As a side note, many of the same renewable energy activist groups have members that share political views of a strong socialized government, one that would restrict such a free-flow of technology. Please, keep this in mind.
So why the desire to keep drilling for oil, coal, and natural gas?
New technological advances are not an overnight type of realization. As Americans, we become spoiled on the “latest and greatest” of technology with rapid releases of new computers, tablets, smart phones, and… well just about everything else, really. Everything, including energy. For example, battery life on one generation of smart phone may be about one day of normal use. The next generation of that particular smart phone may have third generation battery in it, and its life is extended to over four days under the same use. Moore’s law (a typical measure of transistor buildup and computing strength over time) does not even follow that sharp of an increase!
In truth, that smart phone upgraded not only battery technology but also operating system efficiency and power management optimization. To see a radical, or even barely noticeable, change in any technology from generation to generation, multiple factors must be optimized and refined. Even if a 2nd generation battery has 2x the battery life, the net result in that phone would probably not be double its original battery life because of operating inefficiencies of the phone itself.
We can apply this phone analogy quite easily to U.S. energy policy.
For this discussion, I will consider solar and wind power.
Every day, new technologies yield more efficient solar cells and wind turbines. Unfortunately, these devices are still reliant on ever-changing weather patterns and an outdated energy grid. Essentially, like the battery and the phone, no matter how energy efficient we can realistically get our cells or turbines to be, there is still tremendous energy losses in the power system we currently have in the U.S. For any significant power efficiency changes to occur on the U.S. grid, we will require better transmission lines (for less power loss), a more optimized smart grid (to manage power supplies/demands), and, most difficultly, a means of storing energy on the grid.

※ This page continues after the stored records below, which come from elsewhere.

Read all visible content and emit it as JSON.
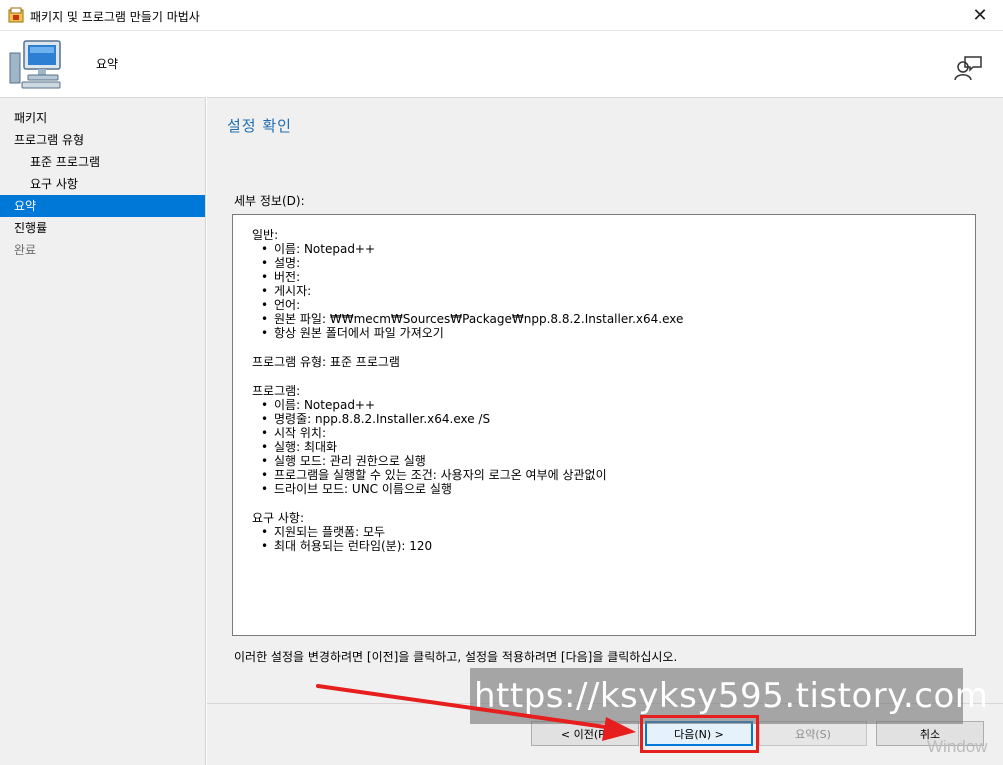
{
  "window": {
    "title": "패키지 및 프로그램 만들기 마법사",
    "close_glyph": "✕"
  },
  "header": {
    "title": "요약"
  },
  "sidebar": {
    "items": [
      {
        "label": "패키지"
      },
      {
        "label": "프로그램 유형"
      },
      {
        "label": "표준 프로그램"
      },
      {
        "label": "요구 사항"
      },
      {
        "label": "요약"
      },
      {
        "label": "진행률"
      },
      {
        "label": "완료"
      }
    ],
    "active_index": 4
  },
  "main": {
    "heading": "설정 확인",
    "details_label": "세부 정보(D):",
    "details": {
      "general": {
        "heading": "일반:",
        "items": [
          "이름: Notepad++",
          "설명:",
          "버전:",
          "게시자:",
          "언어:",
          "원본 파일: ₩₩mecm₩Sources₩Package₩npp.8.8.2.Installer.x64.exe",
          "항상 원본 폴더에서 파일 가져오기"
        ]
      },
      "program_type": "프로그램 유형: 표준 프로그램",
      "program": {
        "heading": "프로그램:",
        "items": [
          "이름: Notepad++",
          "명령줄: npp.8.8.2.Installer.x64.exe /S",
          "시작 위치:",
          "실행: 최대화",
          "실행 모드: 관리 권한으로 실행",
          "프로그램을 실행할 수 있는 조건: 사용자의 로그온 여부에 상관없이",
          "드라이브 모드: UNC 이름으로 실행"
        ]
      },
      "requirements": {
        "heading": "요구 사항:",
        "items": [
          "지원되는 플랫폼: 모두",
          "최대 허용되는 런타임(분): 120"
        ]
      }
    },
    "instructions": "이러한 설정을 변경하려면 [이전]을 클릭하고, 설정을 적용하려면 [다음]을 클릭하십시오."
  },
  "buttons": {
    "prev": "< 이전(P)",
    "next": "다음(N) >",
    "summary": "요약(S)",
    "cancel": "취소"
  },
  "overlay": {
    "watermark": "https://ksyksy595.tistory.com",
    "os_watermark": "Window",
    "arrow_color": "#e61e1e"
  },
  "colors": {
    "accent": "#0078d7",
    "heading": "#1f6fb2",
    "highlight": "#e61e1e"
  }
}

Luckily, there is hope. Power Systems is an ever-growing field of electrical development in companies and research. Semiconductor and ceramic materials development for super-conducting transmission lines is also a very in-demand technology. Many of these factors are improving as we speak.
So where do fossil fuels fit into this?
Since the technologies mentioned above are not prominent enough to allow most renewable energies to dominate, there is still a need for inexpensive fossil fuels. For those who hate these, think of fossil fuels as the money one pays into a 401k: this money you won’t be able to see for a while, but it will pay off dividends when you can finally use it. For fossil fuels, these generate the power necessary to run super computers that optimize smart-grid algorithms. These fuels allow engineers, managers, and researchers to get to work in a timely fashion so they can spend their days perfecting better conducting materials.
Yes, one day these fuels will be a thing of the past for energy generation. Someday soon. But for now, they still serve a vital role in the development of renewable energy for U.S. power.